Of course, having a difficult conversation is difficult. If it wasn’t, we’d just call it a conversation.

Avoidance is a classic technique from the same shop that sells chocolate teapots. Avoiding tough talks will not serve you. Brown states that “if you don’t talk to someone, you end up talking about them.” and I think this is absolutely true. Even on a personal level, if your partner is annoying you and you don’t tell them, but you do tell your friends, you are not setting yourself up for success and almost certainly booking yourself in for a short stay on the sofa. 

If you avoid tough conversations as a leader, you are being lazy. And I didn’t want to tell you that in case it is difficult to hear, but I am taking my own advice and telling you anyway.

It is also important to remember that a tough conversation comes because something is not right, especially in leadership. Something needs to change. If that is the case, you need to change it by having a tough conversation. From that difficult period, change comes.

When I was Head Coach of Team GB, I could see that momentum would build from these conversations. The tough conversations in the locker room act as a catalyst to improve performance. It is the same in business. I wonder if anyone reading this today is putting off a tough conversation?

It has taken me a while to get to this point, but I quite like having tough conversations. Mostly because I know they are essential and because I know they are what sparks real change and real improvement. 

It also helps me realise that I am wrong sometimes. I am not one of those leaders that goes into a challenging conversation swinging and leaving without a scratch. I have learned that I am human and not without mistakes. It has been during tricky conversations, the ones I’ve been dreading, that I find out I am wrong about things, that what I have previously thought is not actually what is happening. 

These conversations allow me to learn and improve as a person and leader. 

Once I realised and understood my values, I became better at these tough conversations. I became aware of what I was willing to compromise on and what I was not. Since learning this, I have become a better leader and person. I have noticed that these tough conversations are sometimes made bigger and scarier in my head than in reality, like the monster in your cupboard as a child that ends up being entirely made up.

I recently had a challenging conversation with a member of my team, which began by email. Anyone who has ever received a text message and taken it the wrong way will know what I am about to say. If someone types “I’M SOOOOOO SORRY” in capitals and you read it as them being sarcastic when they are just apologising, then you know that the written word can often be taken in many ways there letters in the dictionary. 

My colleague and I were emailing each other and getting quietly annoyed and confused. It was only when we bit the bullet and decided to have a call to talk it over that we realised there were more crossed wires than in an old box of Christmas tree lights. 

We learnt that we could have a difficult conversation and come out of it feeling better. Like a cold shower or a quick trip to the in-laws, it is often not as bad as you think it will be… and you are listening to a man who quit the same job twice in quick succession…

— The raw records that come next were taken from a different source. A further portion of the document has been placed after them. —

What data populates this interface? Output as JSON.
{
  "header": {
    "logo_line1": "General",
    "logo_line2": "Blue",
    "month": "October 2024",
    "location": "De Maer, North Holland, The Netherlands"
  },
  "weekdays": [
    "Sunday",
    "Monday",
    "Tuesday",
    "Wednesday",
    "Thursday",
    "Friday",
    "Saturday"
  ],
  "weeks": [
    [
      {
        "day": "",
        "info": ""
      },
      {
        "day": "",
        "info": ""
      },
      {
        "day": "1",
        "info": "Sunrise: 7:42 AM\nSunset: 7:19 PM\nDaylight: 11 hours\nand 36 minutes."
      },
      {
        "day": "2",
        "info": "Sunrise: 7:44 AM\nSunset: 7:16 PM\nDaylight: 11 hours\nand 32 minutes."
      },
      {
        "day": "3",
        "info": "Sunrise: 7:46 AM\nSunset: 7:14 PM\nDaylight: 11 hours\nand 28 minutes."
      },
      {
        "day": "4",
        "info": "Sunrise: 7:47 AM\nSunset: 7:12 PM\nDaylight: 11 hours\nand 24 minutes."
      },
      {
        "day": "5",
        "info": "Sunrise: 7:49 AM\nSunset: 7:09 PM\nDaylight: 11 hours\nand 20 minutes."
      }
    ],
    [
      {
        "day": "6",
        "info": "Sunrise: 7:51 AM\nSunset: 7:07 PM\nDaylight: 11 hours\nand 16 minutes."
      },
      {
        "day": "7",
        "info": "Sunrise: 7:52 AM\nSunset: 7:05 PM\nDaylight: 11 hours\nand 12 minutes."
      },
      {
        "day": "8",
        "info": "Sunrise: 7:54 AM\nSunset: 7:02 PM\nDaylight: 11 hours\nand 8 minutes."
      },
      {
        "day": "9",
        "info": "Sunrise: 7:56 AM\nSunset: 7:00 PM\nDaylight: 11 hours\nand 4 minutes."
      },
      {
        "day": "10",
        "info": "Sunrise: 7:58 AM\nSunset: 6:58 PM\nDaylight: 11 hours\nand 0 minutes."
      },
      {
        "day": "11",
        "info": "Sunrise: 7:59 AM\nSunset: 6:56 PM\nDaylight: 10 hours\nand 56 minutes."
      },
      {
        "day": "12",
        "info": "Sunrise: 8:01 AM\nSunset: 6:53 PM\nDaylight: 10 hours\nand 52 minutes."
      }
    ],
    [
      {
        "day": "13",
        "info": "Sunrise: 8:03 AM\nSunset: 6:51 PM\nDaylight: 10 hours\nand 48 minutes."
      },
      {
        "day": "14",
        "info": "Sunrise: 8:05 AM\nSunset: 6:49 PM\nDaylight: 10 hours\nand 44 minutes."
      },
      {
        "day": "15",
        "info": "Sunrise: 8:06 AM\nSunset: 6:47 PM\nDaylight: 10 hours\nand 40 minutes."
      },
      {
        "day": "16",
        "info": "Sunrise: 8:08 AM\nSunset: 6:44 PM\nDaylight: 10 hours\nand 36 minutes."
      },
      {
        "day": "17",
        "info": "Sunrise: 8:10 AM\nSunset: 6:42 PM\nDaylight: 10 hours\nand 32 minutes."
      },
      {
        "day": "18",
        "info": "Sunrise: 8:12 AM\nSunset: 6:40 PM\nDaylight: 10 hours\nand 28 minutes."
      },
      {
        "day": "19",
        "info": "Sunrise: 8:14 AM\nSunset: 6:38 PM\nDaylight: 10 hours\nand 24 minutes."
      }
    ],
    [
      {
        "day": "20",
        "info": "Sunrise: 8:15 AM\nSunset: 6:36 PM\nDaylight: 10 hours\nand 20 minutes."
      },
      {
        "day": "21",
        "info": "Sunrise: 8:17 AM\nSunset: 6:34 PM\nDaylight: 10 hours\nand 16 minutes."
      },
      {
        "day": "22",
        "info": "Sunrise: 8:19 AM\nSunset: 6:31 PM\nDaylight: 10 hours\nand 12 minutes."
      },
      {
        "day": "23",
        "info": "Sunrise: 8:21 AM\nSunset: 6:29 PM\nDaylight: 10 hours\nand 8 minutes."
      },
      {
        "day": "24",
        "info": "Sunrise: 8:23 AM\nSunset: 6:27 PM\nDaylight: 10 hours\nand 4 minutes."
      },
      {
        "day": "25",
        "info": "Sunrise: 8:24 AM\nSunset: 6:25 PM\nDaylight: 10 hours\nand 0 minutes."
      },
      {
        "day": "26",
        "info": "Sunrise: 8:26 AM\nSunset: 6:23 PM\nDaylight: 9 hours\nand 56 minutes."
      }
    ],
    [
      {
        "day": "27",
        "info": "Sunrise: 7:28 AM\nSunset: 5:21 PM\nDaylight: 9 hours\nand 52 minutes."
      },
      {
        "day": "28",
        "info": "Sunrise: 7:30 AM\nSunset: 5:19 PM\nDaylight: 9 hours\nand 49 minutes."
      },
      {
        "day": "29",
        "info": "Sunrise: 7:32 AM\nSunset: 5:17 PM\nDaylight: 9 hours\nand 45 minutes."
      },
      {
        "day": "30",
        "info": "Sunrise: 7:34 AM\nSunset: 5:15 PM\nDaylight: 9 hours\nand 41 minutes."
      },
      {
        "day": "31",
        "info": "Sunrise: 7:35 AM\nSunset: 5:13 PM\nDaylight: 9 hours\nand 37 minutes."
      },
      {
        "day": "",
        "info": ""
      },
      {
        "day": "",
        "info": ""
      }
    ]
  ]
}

I once left a job at FTSE 100. Then I realised I’d made a huge mistake and asked for it back. I was offered my old position as long as I was committed to the role. A month later, I was offered my dream job at the management consultancy, so I had to tell my boss I wanted to leave again… I was not popular in the office that day. But I was the person who put my long term happiness over my short term distress.

And that’s what I hope you take away from my blog. There are tough conversations ahead for all of us, but they deserve to be had. So good luck. Keep it simple. And next time you have one, maybe you’ll think, “at least I’m not leaving the same job twice in a few months.” 

I’ve been Andrew “don’t sugar the pill” Sillitoe, and you’ve been very kindly reading my blog. See you next week.